The White House is monitoring Flint’s water contamination crisis “very closely” but Michigan officials have not yet asked the federal government for emergency assistance, President Barack Obama’s chief of staff said Sunday.
Appearing on NBC’s “Meet The Press,” White House Chief of Staff Denis McDonough told host Chuck Todd that Flint’s water woes are on the administration’s radar.
“Obviously very concerned about it, but I don’t have any news to make with you on that today, Chuck,” McDonough said. “We’re watching it very closely, but nobody has asked us anything yet.”
Michigan Gov. Rick Snyder on Tuesday declared a state of emergency for Genesee County and his chief medical executive said Thursday Flint’s water is not safe to drink without a filter to remove toxic lead particles.

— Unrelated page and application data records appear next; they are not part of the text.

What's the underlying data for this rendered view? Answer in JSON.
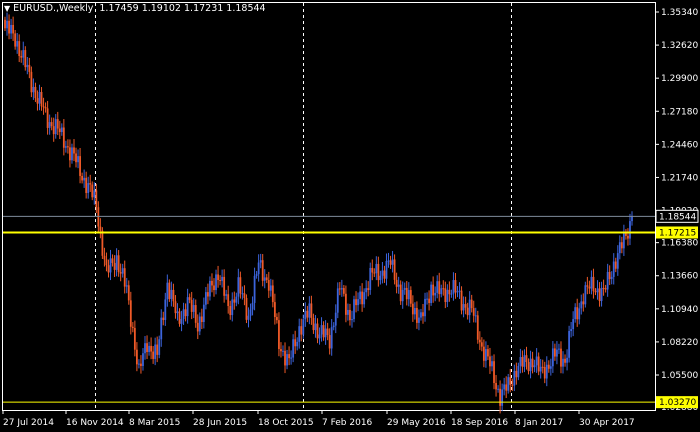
{
  "header": {
    "symbol": "EURUSD.,Weekly",
    "ohlc": "1.17459 1.19102 1.17231 1.18544"
  },
  "colors": {
    "background": "#000000",
    "bull": "#3c64dc",
    "bear": "#f05a28",
    "axis": "#ffffff",
    "grid": "#ffffff",
    "hline": "#ffff00",
    "bid_line": "#7f8c9c"
  },
  "price_axis": {
    "min": 1.0287,
    "max": 1.3534,
    "ticks": [
      "1.35340",
      "1.32620",
      "1.29900",
      "1.27180",
      "1.24460",
      "1.21740",
      "1.19020",
      "1.16380",
      "1.13660",
      "1.10940",
      "1.08220",
      "1.05500",
      "1.02880"
    ]
  },
  "time_axis": {
    "labels": [
      "27 Jul 2014",
      "16 Nov 2014",
      "8 Mar 2015",
      "28 Jun 2015",
      "18 Oct 2015",
      "7 Feb 2016",
      "29 May 2016",
      "18 Sep 2016",
      "8 Jan 2017",
      "30 Apr 2017"
    ]
  },
  "levels": [
    {
      "name": "current-price",
      "value": 1.18544,
      "label": "1.18544"
    },
    {
      "name": "horizontal-line",
      "value": 1.17215,
      "label": "1.17215"
    },
    {
      "name": "low-line",
      "value": 1.0327,
      "label": "1.03270"
    }
  ],
  "chart_data": {
    "type": "candlestick",
    "title": "EURUSD.,Weekly",
    "ylim": [
      1.0287,
      1.3534
    ],
    "series": [
      {
        "date": "27 Jul 2014",
        "close": 1.34
      },
      {
        "date": "16 Nov 2014",
        "close": 1.248
      },
      {
        "date": "8 Mar 2015",
        "close": 1.088
      },
      {
        "date": "28 Jun 2015",
        "close": 1.115
      },
      {
        "date": "18 Oct 2015",
        "close": 1.134
      },
      {
        "date": "7 Feb 2016",
        "close": 1.119
      },
      {
        "date": "29 May 2016",
        "close": 1.114
      },
      {
        "date": "18 Sep 2016",
        "close": 1.116
      },
      {
        "date": "8 Jan 2017",
        "close": 1.053
      },
      {
        "date": "30 Apr 2017",
        "close": 1.092
      },
      {
        "date": "last",
        "close": 1.18544
      }
    ]
  }
}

Snyder has not sought federal disaster assistance for toxic lead leaching into Flint’s drinking water supply after the city drew its water from the corrosive Flint River from April 2014 until October, when the city switched back to Detroit’s water supply from Lake Huron.
The Snyder administration has been dogged for weeks about its slow response to the crisis. State officials and volunteers spent the weekend activating “water resource sites” at five Flint firehouses to provide residents with free bottled water, faucet filters, replacement cartridges and water testing kits.
Todd asked McDonough whether the Obama administration is prepared to deploy disaster relief teams to Flint from the Federal Emergency Management Agency.
“Well, again, we’re going to watch this very closely,” McDonough said. “I’m going to be very careful what I say about this.”
But FEMA has deployed three workers to provide technical assistance at the State Emergency Operations Center in Lansing, said Nicole Lisabeth, spokeswoman for the Michigan State Police.
The FEMA employees were deployed at the request Capt. Chris Kelenske, deputy director of emergency management at the Michigan State Police, Lisabeth said.
“We’re closely monitoring the #FlintWater situation,” FEMA spokesman Rafael Lemaitre wrote Friday on Twitter.
Snyder’s emergency declaration sets the stage for seeking federal assistance and can be renewed beyond its Feb. 1 expiration if the state cannot stop the lead contamination.
State health officials have confirmed 43 cases of elevated lead levels in the blood Flint residents, who complained for more than a year that the brownish Flint River smelled and caused rashes. Lead can cause irreversible brain and developmental damage in children and infants who ingest it through water or lead-based paint.